Frequently Asked Questions
Is Watercolor or Acrylic Better Suited for Beginners?
Acrylic paint is a very forgiving medium that makes it suitable for learning. Acrylic dries quickly and layers well, while watercolor can be uncontrollable and is much harder to layer for beginners. Many artists find it very useful to begin experimenting with acrylic paints and then move on to using watercolor paints. When it comes to watercolor vs. acrylic for beginners, we suggest choosing acrylic.
Can I Get a Watercolor Effect Using Acrylic Paint?
If you are looking to get a watercolor effect using acrylic paint you will want to start with a soft-bodied acrylic, fluid acrylic, or acrylic ink. You should also use transparent pigments such as Phthalo Blue or Hansa Yellow. From there just be sure not to dilute the paint with more than about 25% water or else you run the risk of breaking down the binder in your acrylic and having some adhesion issues once you begin painting. Alternatively, you could add a matte thinning medium to your acrylic paint until it resembles watercolor paint when applied on paper.
Can I Combine Watercolor Paint and Acrylic Paint?
Yes, you absolutely can mix acrylic paint and watercolor paint together and then apply them directly onto your paper. Alternatively, you could paint a layer of watercolor and then add a layer of acrylic over it. Another option is to use watercolor over acrylic paint. Using watercolor over acrylic will cause the paint to run off of any texture and pool in the ridges. You can freely experiment with mixing watercolor and acrylic paint as you please, just be sure to use paper that can accept watercolor without warping!
Is Watercolor Paint or Acrylic Paint Cheaper?
Both watercolor and acrylic paint are around the same price if you are looking at paints of the same quality. The main factor that could throw this off is that when painting with acrylic, you may need a primer and a varnish which could contribute towards your total cost.

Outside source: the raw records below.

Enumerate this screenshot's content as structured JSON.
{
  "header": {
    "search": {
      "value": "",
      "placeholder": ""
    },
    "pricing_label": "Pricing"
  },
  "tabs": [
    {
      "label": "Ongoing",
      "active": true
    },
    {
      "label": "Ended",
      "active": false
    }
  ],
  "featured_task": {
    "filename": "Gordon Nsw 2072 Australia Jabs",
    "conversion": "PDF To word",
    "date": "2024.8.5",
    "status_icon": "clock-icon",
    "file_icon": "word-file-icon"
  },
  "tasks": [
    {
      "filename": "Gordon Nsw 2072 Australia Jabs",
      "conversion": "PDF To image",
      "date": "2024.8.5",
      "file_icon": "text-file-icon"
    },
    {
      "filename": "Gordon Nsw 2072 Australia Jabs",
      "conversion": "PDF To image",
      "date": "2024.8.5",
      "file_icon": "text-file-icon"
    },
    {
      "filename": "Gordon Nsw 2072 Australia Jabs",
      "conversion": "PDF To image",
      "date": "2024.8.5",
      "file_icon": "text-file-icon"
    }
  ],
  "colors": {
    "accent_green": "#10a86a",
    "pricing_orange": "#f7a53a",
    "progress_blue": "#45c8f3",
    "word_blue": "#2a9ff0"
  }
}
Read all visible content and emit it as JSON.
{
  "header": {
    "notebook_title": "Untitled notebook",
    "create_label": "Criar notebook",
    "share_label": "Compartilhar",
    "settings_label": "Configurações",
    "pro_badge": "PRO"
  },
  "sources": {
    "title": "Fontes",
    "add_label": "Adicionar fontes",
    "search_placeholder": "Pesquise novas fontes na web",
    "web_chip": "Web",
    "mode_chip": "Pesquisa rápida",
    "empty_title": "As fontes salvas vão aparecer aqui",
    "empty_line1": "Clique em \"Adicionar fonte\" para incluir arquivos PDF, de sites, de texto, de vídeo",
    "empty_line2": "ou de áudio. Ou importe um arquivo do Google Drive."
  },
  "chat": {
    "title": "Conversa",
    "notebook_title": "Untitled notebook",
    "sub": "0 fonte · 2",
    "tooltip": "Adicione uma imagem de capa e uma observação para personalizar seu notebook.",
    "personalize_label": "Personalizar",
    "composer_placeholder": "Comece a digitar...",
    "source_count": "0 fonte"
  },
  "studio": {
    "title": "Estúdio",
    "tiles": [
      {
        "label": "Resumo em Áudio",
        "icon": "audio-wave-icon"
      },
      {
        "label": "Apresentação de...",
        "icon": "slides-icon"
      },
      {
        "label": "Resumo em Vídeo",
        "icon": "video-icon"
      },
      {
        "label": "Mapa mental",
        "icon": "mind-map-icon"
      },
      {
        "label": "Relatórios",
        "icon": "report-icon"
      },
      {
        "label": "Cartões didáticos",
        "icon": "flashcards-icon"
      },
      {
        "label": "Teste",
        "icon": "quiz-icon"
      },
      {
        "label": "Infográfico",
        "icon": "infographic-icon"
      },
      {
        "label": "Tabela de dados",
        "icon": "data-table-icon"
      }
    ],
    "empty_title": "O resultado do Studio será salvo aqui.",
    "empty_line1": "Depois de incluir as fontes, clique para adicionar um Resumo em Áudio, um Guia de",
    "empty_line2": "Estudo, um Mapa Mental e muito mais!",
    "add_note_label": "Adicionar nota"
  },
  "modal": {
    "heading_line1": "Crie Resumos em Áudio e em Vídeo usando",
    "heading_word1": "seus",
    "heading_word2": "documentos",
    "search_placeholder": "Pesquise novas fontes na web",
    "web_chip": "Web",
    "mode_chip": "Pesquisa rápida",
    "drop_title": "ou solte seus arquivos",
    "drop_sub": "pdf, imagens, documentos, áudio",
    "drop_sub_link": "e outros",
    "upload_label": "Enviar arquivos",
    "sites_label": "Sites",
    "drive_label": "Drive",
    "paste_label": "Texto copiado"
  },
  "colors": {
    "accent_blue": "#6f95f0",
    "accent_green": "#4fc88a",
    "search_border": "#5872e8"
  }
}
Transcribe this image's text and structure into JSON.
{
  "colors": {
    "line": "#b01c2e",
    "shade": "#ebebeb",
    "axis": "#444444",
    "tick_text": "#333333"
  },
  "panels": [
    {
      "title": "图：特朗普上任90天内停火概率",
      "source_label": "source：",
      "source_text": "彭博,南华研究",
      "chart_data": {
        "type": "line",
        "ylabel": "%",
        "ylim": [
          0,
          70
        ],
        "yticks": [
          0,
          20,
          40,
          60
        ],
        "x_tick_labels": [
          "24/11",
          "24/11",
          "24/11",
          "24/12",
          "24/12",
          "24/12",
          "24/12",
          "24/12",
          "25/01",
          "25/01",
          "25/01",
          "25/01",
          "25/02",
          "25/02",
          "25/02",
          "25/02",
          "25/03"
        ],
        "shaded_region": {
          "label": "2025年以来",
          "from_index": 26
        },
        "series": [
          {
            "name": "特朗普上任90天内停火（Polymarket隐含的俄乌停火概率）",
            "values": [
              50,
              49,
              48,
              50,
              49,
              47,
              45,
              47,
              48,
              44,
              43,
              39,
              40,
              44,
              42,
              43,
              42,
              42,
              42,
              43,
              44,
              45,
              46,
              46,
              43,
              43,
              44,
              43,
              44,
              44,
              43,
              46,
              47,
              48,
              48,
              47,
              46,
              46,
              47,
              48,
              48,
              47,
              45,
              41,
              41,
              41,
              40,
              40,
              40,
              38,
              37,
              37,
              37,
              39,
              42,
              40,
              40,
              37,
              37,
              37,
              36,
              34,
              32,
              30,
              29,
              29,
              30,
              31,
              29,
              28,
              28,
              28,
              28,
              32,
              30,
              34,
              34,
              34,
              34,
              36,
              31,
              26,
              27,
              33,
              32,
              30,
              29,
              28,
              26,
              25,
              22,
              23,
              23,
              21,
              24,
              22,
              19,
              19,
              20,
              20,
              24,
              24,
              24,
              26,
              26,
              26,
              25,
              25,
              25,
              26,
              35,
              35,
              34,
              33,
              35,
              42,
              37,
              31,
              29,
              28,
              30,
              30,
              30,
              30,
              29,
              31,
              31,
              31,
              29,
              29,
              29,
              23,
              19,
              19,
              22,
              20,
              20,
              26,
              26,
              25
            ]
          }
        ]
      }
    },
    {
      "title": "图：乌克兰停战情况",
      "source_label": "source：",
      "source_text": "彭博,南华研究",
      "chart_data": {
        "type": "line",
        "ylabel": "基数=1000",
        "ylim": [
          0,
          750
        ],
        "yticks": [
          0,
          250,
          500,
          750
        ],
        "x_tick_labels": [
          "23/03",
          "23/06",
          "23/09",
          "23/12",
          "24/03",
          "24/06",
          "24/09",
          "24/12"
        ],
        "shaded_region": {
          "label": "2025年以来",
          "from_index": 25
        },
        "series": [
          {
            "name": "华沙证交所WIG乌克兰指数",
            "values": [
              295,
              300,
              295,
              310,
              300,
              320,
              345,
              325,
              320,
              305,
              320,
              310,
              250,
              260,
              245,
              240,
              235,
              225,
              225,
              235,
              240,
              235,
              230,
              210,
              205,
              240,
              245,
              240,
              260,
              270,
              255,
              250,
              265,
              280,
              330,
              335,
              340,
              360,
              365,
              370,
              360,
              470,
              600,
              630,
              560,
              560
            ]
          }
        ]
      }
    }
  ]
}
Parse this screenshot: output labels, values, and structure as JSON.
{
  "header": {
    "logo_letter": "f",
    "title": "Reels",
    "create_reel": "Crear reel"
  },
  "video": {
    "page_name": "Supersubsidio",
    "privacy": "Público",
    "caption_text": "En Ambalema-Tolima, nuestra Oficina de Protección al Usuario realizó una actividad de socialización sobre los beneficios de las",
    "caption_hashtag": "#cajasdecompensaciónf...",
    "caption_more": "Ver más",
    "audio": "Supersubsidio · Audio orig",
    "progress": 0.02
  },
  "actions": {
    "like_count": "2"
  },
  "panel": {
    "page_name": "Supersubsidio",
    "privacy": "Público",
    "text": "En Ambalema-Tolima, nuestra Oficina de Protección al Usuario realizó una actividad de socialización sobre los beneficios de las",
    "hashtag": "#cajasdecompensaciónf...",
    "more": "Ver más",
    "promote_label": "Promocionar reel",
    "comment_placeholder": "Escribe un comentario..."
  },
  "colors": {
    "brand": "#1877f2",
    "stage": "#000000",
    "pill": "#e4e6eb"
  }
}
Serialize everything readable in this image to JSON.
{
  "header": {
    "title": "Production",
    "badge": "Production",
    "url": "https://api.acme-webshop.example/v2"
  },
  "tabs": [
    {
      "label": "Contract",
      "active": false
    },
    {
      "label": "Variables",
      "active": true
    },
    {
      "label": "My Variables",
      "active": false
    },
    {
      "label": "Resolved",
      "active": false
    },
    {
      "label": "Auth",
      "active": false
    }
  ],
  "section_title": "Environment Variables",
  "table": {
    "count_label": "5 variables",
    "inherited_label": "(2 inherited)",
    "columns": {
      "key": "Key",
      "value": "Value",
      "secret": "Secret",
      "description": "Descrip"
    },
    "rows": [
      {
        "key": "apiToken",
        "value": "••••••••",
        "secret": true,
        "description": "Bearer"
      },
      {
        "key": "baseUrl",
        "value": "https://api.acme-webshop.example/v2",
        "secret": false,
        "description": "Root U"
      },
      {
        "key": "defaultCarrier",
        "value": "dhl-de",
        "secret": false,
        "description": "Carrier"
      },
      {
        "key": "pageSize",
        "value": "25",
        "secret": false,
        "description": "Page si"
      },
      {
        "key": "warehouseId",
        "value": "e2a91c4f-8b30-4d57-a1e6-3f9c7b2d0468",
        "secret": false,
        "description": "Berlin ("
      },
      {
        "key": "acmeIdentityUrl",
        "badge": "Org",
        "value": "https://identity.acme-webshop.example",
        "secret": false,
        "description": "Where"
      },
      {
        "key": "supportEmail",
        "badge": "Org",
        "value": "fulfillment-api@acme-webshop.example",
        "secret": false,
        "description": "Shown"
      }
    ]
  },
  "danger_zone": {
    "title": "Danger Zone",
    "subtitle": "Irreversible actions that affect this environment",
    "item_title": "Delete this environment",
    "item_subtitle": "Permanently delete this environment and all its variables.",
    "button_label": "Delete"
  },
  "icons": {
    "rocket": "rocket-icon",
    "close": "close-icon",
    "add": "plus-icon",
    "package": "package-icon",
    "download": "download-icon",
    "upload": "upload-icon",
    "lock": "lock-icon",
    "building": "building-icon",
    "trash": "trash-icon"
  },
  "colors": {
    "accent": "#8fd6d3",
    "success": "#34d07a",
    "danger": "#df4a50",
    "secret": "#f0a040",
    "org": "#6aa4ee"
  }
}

Matthew Matthysen is a multidisciplinary artist. He completed his fine art degree, majoring in History of Art and Contemporary Drawing Practice at the University of Witwatersrand, South Africa. Before joining acrylgiessen In 2020, Matthew worked part-time as an art teacher at Reddford Blue Hills High school. Matthew creates drawing and painting tutorials for acrylgiessen and captures them not only photographically and in written form. He also records the creation of his works in his own creative studio as in video format, from which later with a voiceover and a video editor also drawing tutorials for the Youtube channel of acrylgiessen are created.